- Tyrosine Kinase Inhibitors (TKIs): These targeted therapies are the cornerstone of CML treatment. They include medications like imatinib (Gleevec), dasatinib (Sprycel), and nilotinib (Tasigna). TKIs specifically target the abnormal BCR-ABL1 protein, inhibiting its activity and halting the uncontrolled cell division in the bone marrow.
- Monitoring: Regular monitoring through blood tests and bone marrow aspirations helps assess the response to treatment and disease progression.
- Bone Marrow Transplant (BMT): In some cases, particularly when TKIs are ineffective or for advanced CML, a bone marrow transplant may be considered.

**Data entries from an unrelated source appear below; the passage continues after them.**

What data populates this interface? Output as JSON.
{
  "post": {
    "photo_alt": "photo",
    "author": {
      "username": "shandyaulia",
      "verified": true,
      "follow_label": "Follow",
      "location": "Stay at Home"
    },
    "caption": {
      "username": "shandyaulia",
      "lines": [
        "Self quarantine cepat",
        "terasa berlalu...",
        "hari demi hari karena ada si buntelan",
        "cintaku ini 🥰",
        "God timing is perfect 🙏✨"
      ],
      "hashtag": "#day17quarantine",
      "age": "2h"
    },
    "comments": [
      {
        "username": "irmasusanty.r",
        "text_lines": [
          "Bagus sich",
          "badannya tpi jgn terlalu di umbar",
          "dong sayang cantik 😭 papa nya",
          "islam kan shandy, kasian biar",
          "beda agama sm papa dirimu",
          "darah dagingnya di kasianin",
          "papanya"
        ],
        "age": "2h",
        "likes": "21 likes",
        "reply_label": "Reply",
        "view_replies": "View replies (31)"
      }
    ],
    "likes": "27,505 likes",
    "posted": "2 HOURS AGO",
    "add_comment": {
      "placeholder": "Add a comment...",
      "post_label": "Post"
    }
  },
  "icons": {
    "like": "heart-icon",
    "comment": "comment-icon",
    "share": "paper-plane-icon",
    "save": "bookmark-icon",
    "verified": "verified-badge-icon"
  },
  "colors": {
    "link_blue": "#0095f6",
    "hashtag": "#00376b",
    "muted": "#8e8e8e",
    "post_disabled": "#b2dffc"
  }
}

This involves replacing the diseased bone marrow with healthy donor marrow.
- Supportive Care: Managing symptoms and side effects is an integral part of CML treatment. Supportive care includes medications to control symptoms like pain, fatigue, and nausea.
Hope and Prognosis:
- High Success Rate: With the advent of TKIs, the prognosis for CML has significantly improved. Many individuals with CML can achieve long-term remission, leading relatively normal lives.
- Chronic Phase: Most cases of CML are diagnosed in the chronic phase, which has the best response to treatment and the highest chance of long-term survival.
- Monitoring and Adjustments: Regular monitoring and adjustments in treatment, if necessary, help maintain remission and manage any potential side effects.
- Research and Advancements: Ongoing research continues to uncover new treatment options and better ways to manage CML. This offers hope for improved therapies and outcomes in the future.
- Support Groups and Resources: Supportive communities and resources are available to help individuals and their families cope with the emotional and practical challenges of living with CML.
- Lifelong Management: While CML can be managed effectively, it often requires lifelong treatment and monitoring. Adherence to treatment plans and regular follow-ups are crucial for long-term success.
In summary, the treatment landscape for CML has undergone a remarkable transformation, offering hope and improved quality of life to those affected by this condition. With targeted therapies and ongoing research, individuals with CML can look forward to a future filled with optimism and the potential for long-term remission.
Chronic Myeloid Leukemia, with its unique genetic basis and transformative treatment options, represents a beacon of hope in the realm of blood cancers. While the journey may be challenging, advances in medical science offer the promise of a fulfilling life for those affected by this condition. As researchers continue to explore novel treatments and further unravel the mysteries of CML, there is optimism for an even brighter future for those living with this rare form of leukemia.